▸ **What is needed**
Search through the entries for the word "avatar" and copy every line that has it.

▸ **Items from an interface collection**
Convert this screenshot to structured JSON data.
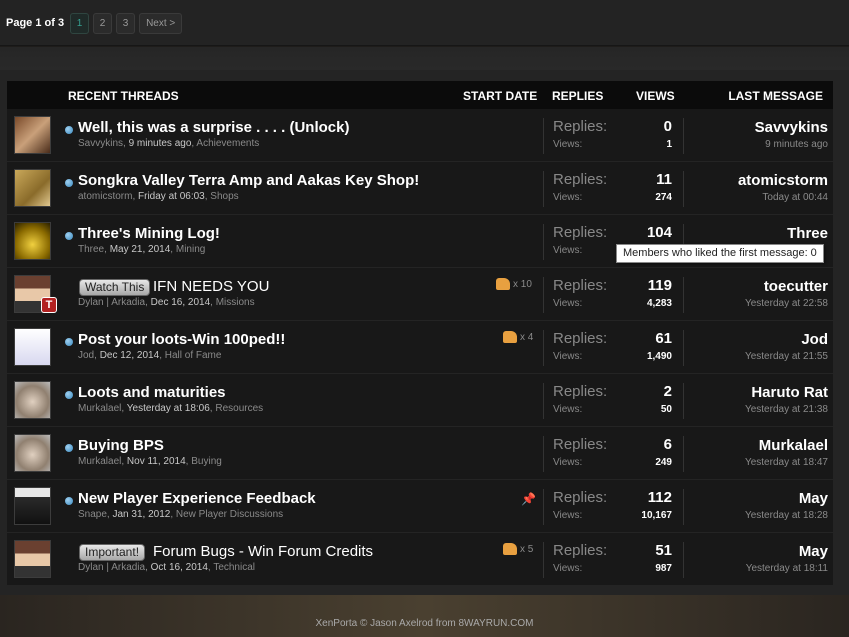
{
  "pagination": {
    "label": "Page 1 of 3",
    "pages": [
      "1",
      "2",
      "3"
    ],
    "current": "1",
    "next": "Next >"
  },
  "headers": {
    "threads": "RECENT THREADS",
    "start_date": "START DATE",
    "replies": "REPLIES",
    "views": "VIEWS",
    "last_message": "LAST MESSAGE"
  },
  "stat_labels": {
    "replies": "Replies:",
    "views": "Views:"
  },
  "threads": [
    {
      "title": "Well, this was a surprise . . . . (Unlock)",
      "author": "Savvykins",
      "date": "9 minutes ago",
      "forum": "Achievements",
      "replies": "0",
      "views": "1",
      "last_user": "Savvykins",
      "last_time": "9 minutes ago",
      "avatar": "brown-hair-portrait"
    },
    {
      "title": "Songkra Valley Terra Amp and Aakas Key Shop!",
      "author": "atomicstorm",
      "date": "Friday at 06:03",
      "forum": "Shops",
      "replies": "11",
      "views": "274",
      "last_user": "atomicstorm",
      "last_time": "Today at 00:44",
      "avatar": "sand-creature"
    },
    {
      "title": "Three's Mining Log!",
      "author": "Three",
      "date": "May 21, 2014",
      "forum": "Mining",
      "replies": "104",
      "views": "",
      "last_user": "Three",
      "last_time": "",
      "avatar": "gold-orb"
    },
    {
      "prefix": "Watch This",
      "title": "IFN NEEDS YOU",
      "author": "Dylan",
      "author2": "Arkadia",
      "date": "Dec 16, 2014",
      "forum": "Missions",
      "likes": "x 10",
      "replies": "119",
      "views": "4,283",
      "last_user": "toecutter",
      "last_time": "Yesterday at 22:58",
      "avatar": "anime-boy",
      "badge": "T"
    },
    {
      "title": "Post your loots-Win 100ped!!",
      "author": "Jod",
      "date": "Dec 12, 2014",
      "forum": "Hall of Fame",
      "likes": "x 4",
      "replies": "61",
      "views": "1,490",
      "last_user": "Jod",
      "last_time": "Yesterday at 21:55",
      "avatar": "kangaroo"
    },
    {
      "title": "Loots and maturities",
      "author": "Murkalael",
      "date": "Yesterday at 18:06",
      "forum": "Resources",
      "replies": "2",
      "views": "50",
      "last_user": "Haruto Rat",
      "last_time": "Yesterday at 21:38",
      "avatar": "old-man-face"
    },
    {
      "title": "Buying BPS",
      "author": "Murkalael",
      "date": "Nov 11, 2014",
      "forum": "Buying",
      "replies": "6",
      "views": "249",
      "last_user": "Murkalael",
      "last_time": "Yesterday at 18:47",
      "avatar": "old-man-face"
    },
    {
      "title": "New Player Experience Feedback",
      "author": "Snape",
      "date": "Jan 31, 2012",
      "forum": "New Player Discussions",
      "pinned": true,
      "replies": "112",
      "views": "10,167",
      "last_user": "May",
      "last_time": "Yesterday at 18:28",
      "avatar": "dark-robed"
    },
    {
      "prefix": "Important!",
      "title": "Forum Bugs - Win Forum Credits",
      "author": "Dylan",
      "author2": "Arkadia",
      "date": "Oct 16, 2014",
      "forum": "Technical",
      "likes": "x 5",
      "replies": "51",
      "views": "987",
      "last_user": "May",
      "last_time": "Yesterday at 18:11",
      "avatar": "anime-boy"
    }
  ],
  "tooltip": "Members who liked the first message: 0",
  "footer": "XenPorta © Jason Axelrod from 8WAYRUN.COM"
}
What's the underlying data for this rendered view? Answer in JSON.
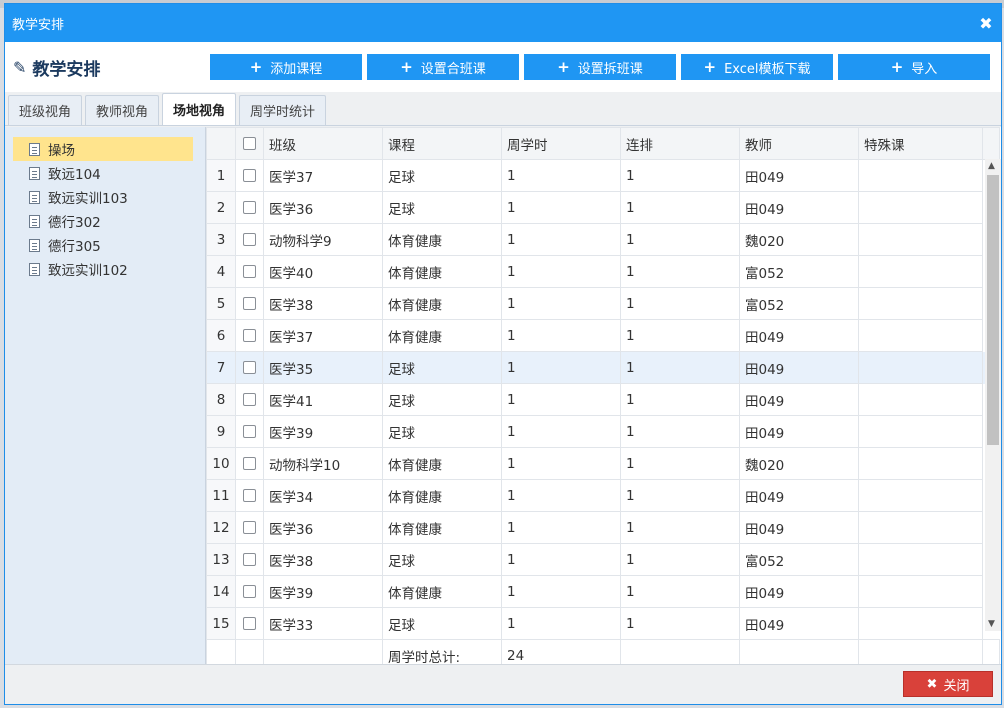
{
  "window": {
    "title": "教学安排",
    "close_glyph": "✖"
  },
  "header": {
    "title": "教学安排"
  },
  "toolbar": [
    {
      "label": "添加课程"
    },
    {
      "label": "设置合班课"
    },
    {
      "label": "设置拆班课"
    },
    {
      "label": "Excel模板下载"
    },
    {
      "label": "导入"
    }
  ],
  "tabs": [
    "班级视角",
    "教师视角",
    "场地视角",
    "周学时统计"
  ],
  "active_tab": "场地视角",
  "tree": [
    {
      "label": "操场",
      "selected": true
    },
    {
      "label": "致远104"
    },
    {
      "label": "致远实训103"
    },
    {
      "label": "德行302"
    },
    {
      "label": "德行305"
    },
    {
      "label": "致远实训102"
    }
  ],
  "table": {
    "columns": [
      "班级",
      "课程",
      "周学时",
      "连排",
      "教师",
      "特殊课"
    ],
    "rows": [
      {
        "n": "1",
        "class": "医学37",
        "course": "足球",
        "hours": "1",
        "consec": "1",
        "teacher": "田049",
        "special": ""
      },
      {
        "n": "2",
        "class": "医学36",
        "course": "足球",
        "hours": "1",
        "consec": "1",
        "teacher": "田049",
        "special": ""
      },
      {
        "n": "3",
        "class": "动物科学9",
        "course": "体育健康",
        "hours": "1",
        "consec": "1",
        "teacher": "魏020",
        "special": ""
      },
      {
        "n": "4",
        "class": "医学40",
        "course": "体育健康",
        "hours": "1",
        "consec": "1",
        "teacher": "富052",
        "special": ""
      },
      {
        "n": "5",
        "class": "医学38",
        "course": "体育健康",
        "hours": "1",
        "consec": "1",
        "teacher": "富052",
        "special": ""
      },
      {
        "n": "6",
        "class": "医学37",
        "course": "体育健康",
        "hours": "1",
        "consec": "1",
        "teacher": "田049",
        "special": ""
      },
      {
        "n": "7",
        "class": "医学35",
        "course": "足球",
        "hours": "1",
        "consec": "1",
        "teacher": "田049",
        "special": ""
      },
      {
        "n": "8",
        "class": "医学41",
        "course": "足球",
        "hours": "1",
        "consec": "1",
        "teacher": "田049",
        "special": ""
      },
      {
        "n": "9",
        "class": "医学39",
        "course": "足球",
        "hours": "1",
        "consec": "1",
        "teacher": "田049",
        "special": ""
      },
      {
        "n": "10",
        "class": "动物科学10",
        "course": "体育健康",
        "hours": "1",
        "consec": "1",
        "teacher": "魏020",
        "special": ""
      },
      {
        "n": "11",
        "class": "医学34",
        "course": "体育健康",
        "hours": "1",
        "consec": "1",
        "teacher": "田049",
        "special": ""
      },
      {
        "n": "12",
        "class": "医学36",
        "course": "体育健康",
        "hours": "1",
        "consec": "1",
        "teacher": "田049",
        "special": ""
      },
      {
        "n": "13",
        "class": "医学38",
        "course": "足球",
        "hours": "1",
        "consec": "1",
        "teacher": "富052",
        "special": ""
      },
      {
        "n": "14",
        "class": "医学39",
        "course": "体育健康",
        "hours": "1",
        "consec": "1",
        "teacher": "田049",
        "special": ""
      },
      {
        "n": "15",
        "class": "医学33",
        "course": "足球",
        "hours": "1",
        "consec": "1",
        "teacher": "田049",
        "special": ""
      }
    ],
    "highlight_row": "7",
    "footer": {
      "label": "周学时总计:",
      "value": "24"
    }
  },
  "footer_bar": {
    "close_label": "关闭"
  },
  "colors": {
    "primary": "#1f96f3",
    "danger": "#d9413a",
    "selected": "#ffe48d"
  }
}
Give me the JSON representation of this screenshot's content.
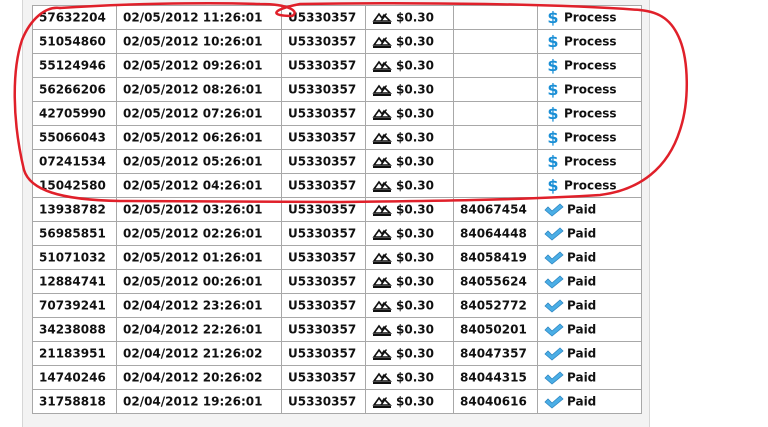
{
  "transactions": {
    "rows": [
      {
        "id": "57632204",
        "datetime": "02/05/2012 11:26:01",
        "user": "U5330357",
        "amount": "$0.30",
        "ref": "",
        "status": "Process",
        "status_type": "process"
      },
      {
        "id": "51054860",
        "datetime": "02/05/2012 10:26:01",
        "user": "U5330357",
        "amount": "$0.30",
        "ref": "",
        "status": "Process",
        "status_type": "process"
      },
      {
        "id": "55124946",
        "datetime": "02/05/2012 09:26:01",
        "user": "U5330357",
        "amount": "$0.30",
        "ref": "",
        "status": "Process",
        "status_type": "process"
      },
      {
        "id": "56266206",
        "datetime": "02/05/2012 08:26:01",
        "user": "U5330357",
        "amount": "$0.30",
        "ref": "",
        "status": "Process",
        "status_type": "process"
      },
      {
        "id": "42705990",
        "datetime": "02/05/2012 07:26:01",
        "user": "U5330357",
        "amount": "$0.30",
        "ref": "",
        "status": "Process",
        "status_type": "process"
      },
      {
        "id": "55066043",
        "datetime": "02/05/2012 06:26:01",
        "user": "U5330357",
        "amount": "$0.30",
        "ref": "",
        "status": "Process",
        "status_type": "process"
      },
      {
        "id": "07241534",
        "datetime": "02/05/2012 05:26:01",
        "user": "U5330357",
        "amount": "$0.30",
        "ref": "",
        "status": "Process",
        "status_type": "process"
      },
      {
        "id": "15042580",
        "datetime": "02/05/2012 04:26:01",
        "user": "U5330357",
        "amount": "$0.30",
        "ref": "",
        "status": "Process",
        "status_type": "process"
      },
      {
        "id": "13938782",
        "datetime": "02/05/2012 03:26:01",
        "user": "U5330357",
        "amount": "$0.30",
        "ref": "84067454",
        "status": "Paid",
        "status_type": "paid"
      },
      {
        "id": "56985851",
        "datetime": "02/05/2012 02:26:01",
        "user": "U5330357",
        "amount": "$0.30",
        "ref": "84064448",
        "status": "Paid",
        "status_type": "paid"
      },
      {
        "id": "51071032",
        "datetime": "02/05/2012 01:26:01",
        "user": "U5330357",
        "amount": "$0.30",
        "ref": "84058419",
        "status": "Paid",
        "status_type": "paid"
      },
      {
        "id": "12884741",
        "datetime": "02/05/2012 00:26:01",
        "user": "U5330357",
        "amount": "$0.30",
        "ref": "84055624",
        "status": "Paid",
        "status_type": "paid"
      },
      {
        "id": "70739241",
        "datetime": "02/04/2012 23:26:01",
        "user": "U5330357",
        "amount": "$0.30",
        "ref": "84052772",
        "status": "Paid",
        "status_type": "paid"
      },
      {
        "id": "34238088",
        "datetime": "02/04/2012 22:26:01",
        "user": "U5330357",
        "amount": "$0.30",
        "ref": "84050201",
        "status": "Paid",
        "status_type": "paid"
      },
      {
        "id": "21183951",
        "datetime": "02/04/2012 21:26:02",
        "user": "U5330357",
        "amount": "$0.30",
        "ref": "84047357",
        "status": "Paid",
        "status_type": "paid"
      },
      {
        "id": "14740246",
        "datetime": "02/04/2012 20:26:02",
        "user": "U5330357",
        "amount": "$0.30",
        "ref": "84044315",
        "status": "Paid",
        "status_type": "paid"
      },
      {
        "id": "31758818",
        "datetime": "02/04/2012 19:26:01",
        "user": "U5330357",
        "amount": "$0.30",
        "ref": "84040616",
        "status": "Paid",
        "status_type": "paid"
      }
    ]
  },
  "icons": {
    "process": "dollar-icon",
    "paid": "checkmark-icon",
    "method": "payment-method-icon"
  },
  "colors": {
    "process_icon": "#1a8fd6",
    "paid_icon": "#4aaee6",
    "annotation": "#e0202a",
    "cell_border": "#a8a8a8"
  }
}
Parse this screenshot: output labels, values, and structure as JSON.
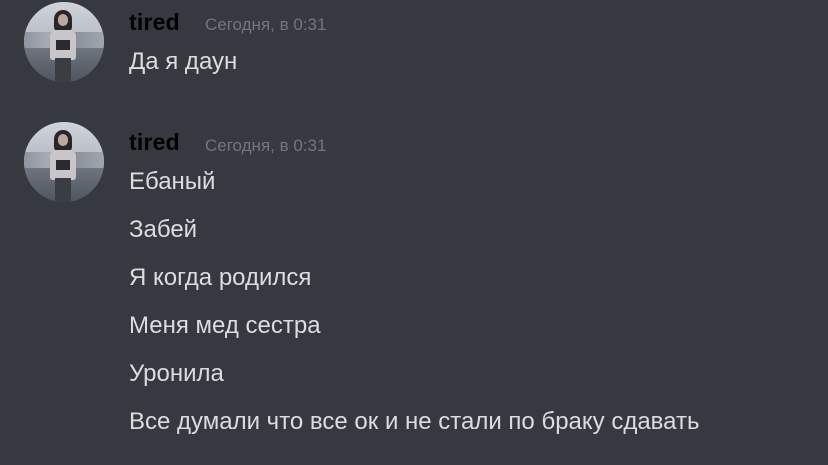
{
  "messages": [
    {
      "username": "tired",
      "timestamp": "Сегодня, в 0:31",
      "lines": [
        "Да я даун"
      ]
    },
    {
      "username": "tired",
      "timestamp": "Сегодня, в 0:31",
      "lines": [
        "Ебаный",
        "Забей",
        "Я когда родился",
        "Меня мед сестра",
        "Уронила",
        "Все думали что все ок и не стали по браку сдавать"
      ]
    }
  ]
}
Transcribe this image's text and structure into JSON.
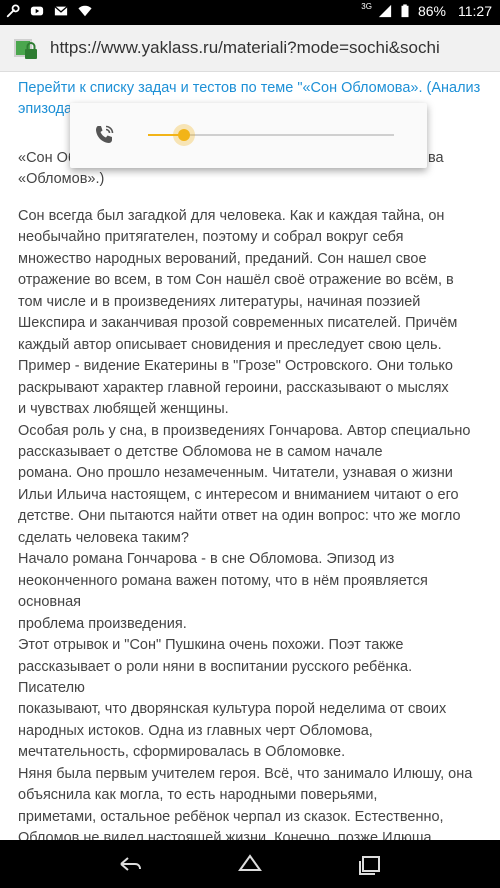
{
  "status_bar": {
    "network": "3G",
    "battery": "86%",
    "time": "11:27",
    "left_icons": [
      "wrench-icon",
      "youtube-icon",
      "mail-icon",
      "wifi-icon"
    ]
  },
  "browser": {
    "url": "https://www.yaklass.ru/materiali?mode=sochi&sochi"
  },
  "page": {
    "link_line1": "Перейти к списку задач и тестов по теме \"«Сон Обломова». (Анализ",
    "link_line2": "эпизода",
    "quote_line1": "«Сон Об",
    "quote_line1_end": "ва",
    "quote_line2": "«Обломов».)",
    "paragraph_lines": [
      "Сон всегда был загадкой для человека. Как и каждая тайна, он",
      "необычайно притягателен, поэтому и собрал вокруг себя",
      "множество народных верований, преданий. Сон нашел свое",
      "отражение во всем, в том Сон нашёл своё отражение во всём, в",
      "том числе и в произведениях литературы, начиная поэзией",
      "Шекспира и заканчивая прозой современных писателей. Причём",
      "каждый автор описывает сновидения и преследует свою цель.",
      "Пример - видение Екатерины в \"Грозе\" Островского. Они только",
      "раскрывают характер главной героини, рассказывают о мыслях",
      "и чувствах любящей женщины.",
      "Особая роль у сна, в произведениях Гончарова. Автор специально",
      "рассказывает о детстве Обломова не в самом начале",
      "романа. Оно прошло незамеченным. Читатели, узнавая о жизни",
      "Ильи Ильича настоящем, с интересом и вниманием читают о его",
      "детстве. Они пытаются найти ответ на один вопрос: что же могло",
      "сделать человека таким?",
      "Начало романа Гончарова - в сне Обломова. Эпизод из",
      "неоконченного романа важен потому, что в нём проявляется",
      "основная",
      "проблема произведения.",
      "Этот отрывок и \"Сон\" Пушкина очень похожи. Поэт также",
      "рассказывает о роли няни в воспитании русского ребёнка.",
      "Писателю",
      "показывают, что дворянская культура порой неделима от своих",
      "народных истоков. Одна из главных черт Обломова,",
      "мечтательность, сформировалась в Обломовке.",
      "Няня была первым учителем героя. Всё, что занимало Илюшу, она",
      "объяснила как могла, то есть народными поверьями,",
      "приметами, остальное ребёнок черпал из сказок. Естественно,",
      "Обломов не видел настоящей жизни. Конечно, позже Илюша"
    ]
  },
  "volume_popup": {
    "icon": "phone-call-icon",
    "level": 0.145,
    "accent_color": "#f2b418"
  },
  "nav": {
    "buttons": [
      "back-icon",
      "home-icon",
      "recents-icon"
    ]
  }
}
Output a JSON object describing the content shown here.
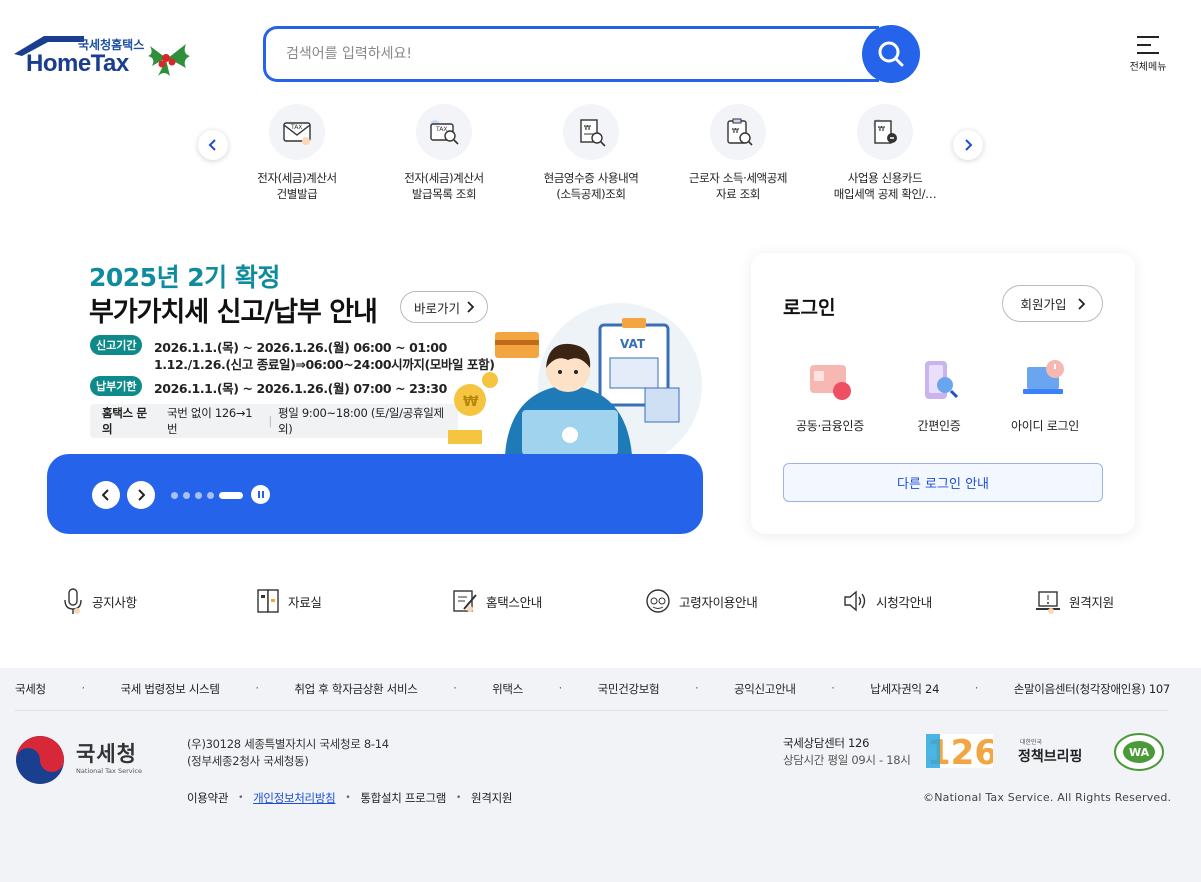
{
  "header": {
    "logo_sub": "국세청홈택스",
    "logo_main": "HomeTax",
    "search_placeholder": "검색어를 입력하세요!",
    "all_menu_label": "전체메뉴"
  },
  "quick_menu": [
    {
      "line1": "전자(세금)계산서",
      "line2": "건별발급",
      "icon": "tax-envelope-icon"
    },
    {
      "line1": "전자(세금)계산서",
      "line2": "발급목록 조회",
      "icon": "tax-search-icon"
    },
    {
      "line1": "현금영수증 사용내역",
      "line2": "(소득공제)조회",
      "icon": "receipt-search-icon"
    },
    {
      "line1": "근로자 소득·세액공제",
      "line2": "자료 조회",
      "icon": "clipboard-search-icon"
    },
    {
      "line1": "사업용 신용카드",
      "line2": "매입세액 공제 확인/…",
      "icon": "card-receipt-icon"
    }
  ],
  "banner": {
    "title1": "2025년 2기 확정",
    "title2": "부가가치세 신고/납부 안내",
    "goto_label": "바로가기",
    "tag1": "신고기간",
    "line1": "2026.1.1.(목) ~ 2026.1.26.(월) 06:00 ~ 01:00",
    "line2": "1.12./1.26.(신고 종료일)⇒06:00~24:00시까지(모바일 포함)",
    "tag2": "납부기한",
    "line3": "2026.1.1.(목) ~ 2026.1.26.(월) 07:00 ~ 23:30",
    "inquiry_label": "홈택스 문의",
    "inquiry_text1": "국번 없이 126→1번",
    "inquiry_text2": "평일 9:00~18:00 (토/일/공휴일제외)",
    "illus_vat": "VAT",
    "slide_count": 5,
    "active_slide": 5
  },
  "login": {
    "title": "로그인",
    "join_label": "회원가입",
    "options": [
      {
        "label": "공동·금융인증"
      },
      {
        "label": "간편인증"
      },
      {
        "label": "아이디 로그인"
      }
    ],
    "other_label": "다른 로그인 안내"
  },
  "shortcuts": [
    {
      "label": "공지사항",
      "icon": "microphone-icon"
    },
    {
      "label": "자료실",
      "icon": "archive-icon"
    },
    {
      "label": "홈택스안내",
      "icon": "guide-edit-icon"
    },
    {
      "label": "고령자이용안내",
      "icon": "elderly-icon"
    },
    {
      "label": "시청각안내",
      "icon": "speaker-icon"
    },
    {
      "label": "원격지원",
      "icon": "laptop-icon"
    }
  ],
  "footer": {
    "links": [
      "국세청",
      "국세 법령정보 시스템",
      "취업 후 학자금상환 서비스",
      "위택스",
      "국민건강보험",
      "공익신고안내",
      "납세자권익 24",
      "손말이음센터(청각장애인용) 107"
    ],
    "nts_name": "국세청",
    "nts_en": "National Tax Service",
    "address1": "(우)30128 세종특별자치시 국세청로 8-14",
    "address2": "(정부세종2청사 국세청동)",
    "bottom_links": [
      "이용약관",
      "개인정보처리방침",
      "통합설치 프로그램",
      "원격지원"
    ],
    "center_title": "국세상담센터 126",
    "center_hours": "상담시간 평일 09시 - 18시",
    "badge_126": "126",
    "policy_small": "대한민국",
    "policy_text": "정책브리핑",
    "wa_text": "WA",
    "copyright": "©National Tax Service. All Rights Reserved."
  },
  "colors": {
    "primary": "#2563eb",
    "teal": "#0e8b9c",
    "footer_bg": "#f2f3f7"
  }
}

▸ **Result of this task**
      "avatar": "brown-hair-portrait"
      "avatar": "sand-creature"
      "avatar": "gold-orb"
      "avatar": "anime-boy",
      "avatar": "kangaroo"
      "avatar": "old-man-face"
      "avatar": "old-man-face"
      "avatar": "dark-robed"
      "avatar": "anime-boy"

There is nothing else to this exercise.